Recently, someone brought to my attention this wonderful green velvet jerkin with gold embroidery in the textiles collection at the Metropolitan Museum of Art in New York City.
If you click the small image at left, you can go to the Met site and view and download some beautiful high-rez images of the garment for your study.
If you haven't already done so, you really should peruse this collection for ideas. The clothing, embroidery, and accoutrement in their collection is impressive. Even more impressive is their web site and its offering of high-resolution images for historical costume study.
Note that the doublet isn't a solid green velvet, but rather a multicolor fabric that reads as green from a distance. It's a weaving style we see in carpets and upholstery fabrics every day. I can't say for certain how much of that is due to age and the color-fastness of the composite threads, but considering the overall preservation of the fabric, it's hard not to take this as intentional.

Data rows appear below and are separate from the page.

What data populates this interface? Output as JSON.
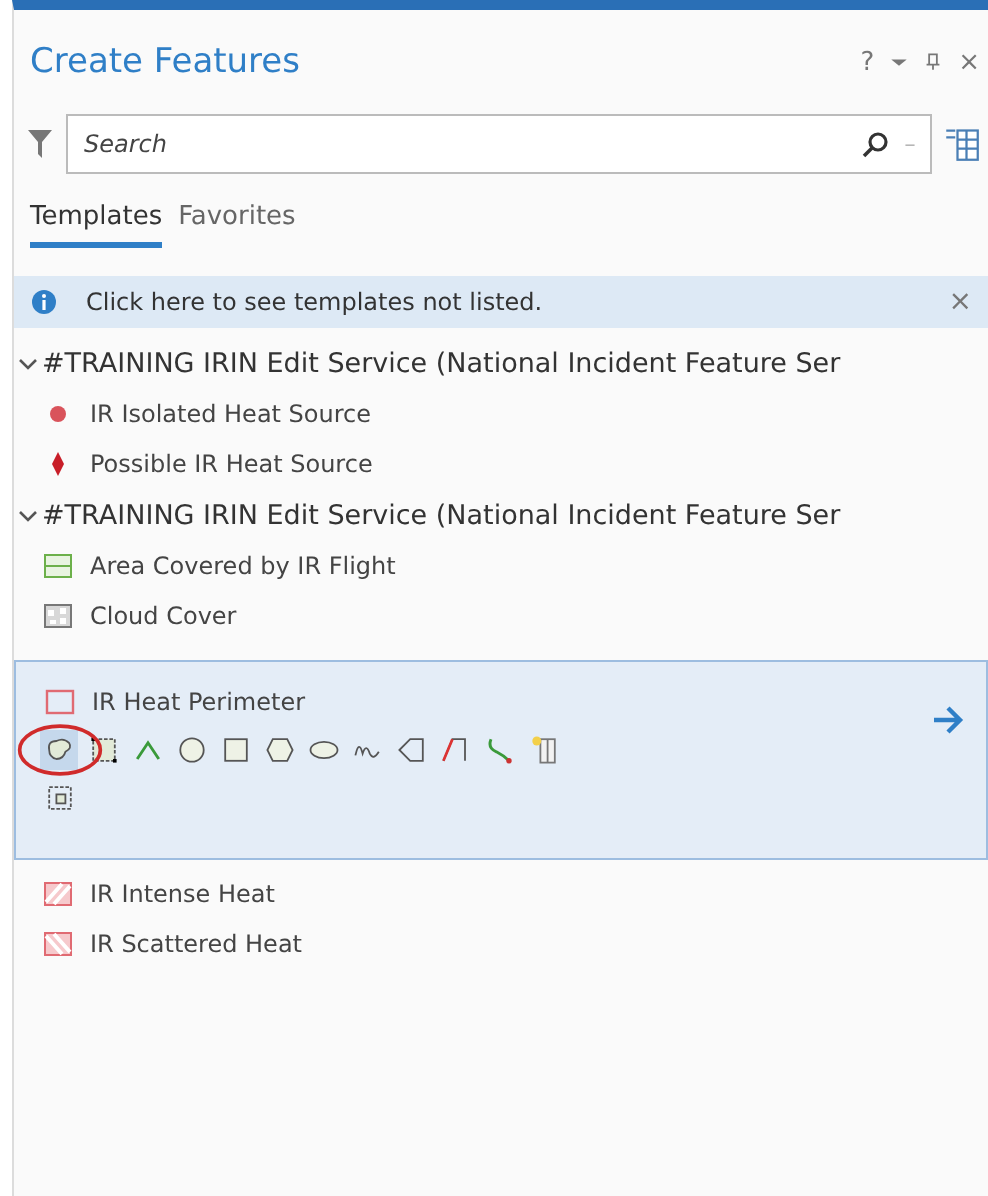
{
  "pane": {
    "title": "Create Features",
    "help": "?",
    "close": "×"
  },
  "search": {
    "placeholder": "Search"
  },
  "tabs": [
    {
      "label": "Templates",
      "selected": true
    },
    {
      "label": "Favorites",
      "selected": false
    }
  ],
  "notice": {
    "text": "Click here to see templates not listed.",
    "close": "×"
  },
  "groups": [
    {
      "title": "#TRAINING IRIN Edit Service (National Incident Feature Ser",
      "expanded": true,
      "templates": [
        {
          "name": "IR Isolated Heat Source",
          "kind": "dot",
          "selected": false
        },
        {
          "name": "Possible IR Heat Source",
          "kind": "diamond",
          "selected": false
        }
      ]
    },
    {
      "title": "#TRAINING IRIN Edit Service (National Incident Feature Ser",
      "expanded": true,
      "templates": [
        {
          "name": "Area Covered by IR Flight",
          "kind": "green-box",
          "selected": false
        },
        {
          "name": "Cloud Cover",
          "kind": "cloud-box",
          "selected": false
        },
        {
          "name": "IR Heat Perimeter",
          "kind": "red-box",
          "selected": true,
          "tools": [
            {
              "kind": "freehand",
              "selected": true
            },
            {
              "kind": "rect-select",
              "selected": false
            },
            {
              "kind": "vertex",
              "selected": false
            },
            {
              "kind": "circle",
              "selected": false
            },
            {
              "kind": "square",
              "selected": false
            },
            {
              "kind": "hexagon",
              "selected": false
            },
            {
              "kind": "ellipse",
              "selected": false
            },
            {
              "kind": "squiggle",
              "selected": false
            },
            {
              "kind": "trace",
              "selected": false
            },
            {
              "kind": "right-angle",
              "selected": false
            },
            {
              "kind": "stream",
              "selected": false
            },
            {
              "kind": "autocomplete",
              "selected": false
            },
            {
              "kind": "grid",
              "selected": false
            }
          ]
        },
        {
          "name": "IR Intense Heat",
          "kind": "hatch-right",
          "selected": false
        },
        {
          "name": "IR Scattered Heat",
          "kind": "hatch-left",
          "selected": false
        }
      ]
    }
  ]
}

There are four very small things on this jerkin that I might've missed had I not been able to handle the garment proper or zoom in as much as they allow on the Met website. All four are immediately relevant to what we've been discussing lately regarding thread-covered buttons and button holes.
One: Note that the wrap of the complete button at the top of the image is not secured along the sides. It is a wood core, wrapped latitudinally and then gone over longitudinally with more threads that are secured at the pole by a bit of gold purl.
Two: Note how open the buttonhole stitches are and how they are rounded at the ends rather than squared off as I did in the demo a few weeks back.
Three: Here you can actually see the wood core of the button exposed as well as the method of attaching the button to the doublet: a loop at the base of the button rather than sewing the button directly to the doublet using the threads that wrapped it as some advise. You can also make out the thin strip of gold leaf that wrapped the threads unraveling and coming away from the inner core.
Four: Where he buttonhole stitches are coming undone from the velvet, you can see the double-row of grey (probably linen) stay stitches that still hold the buttonhole secure from raveling.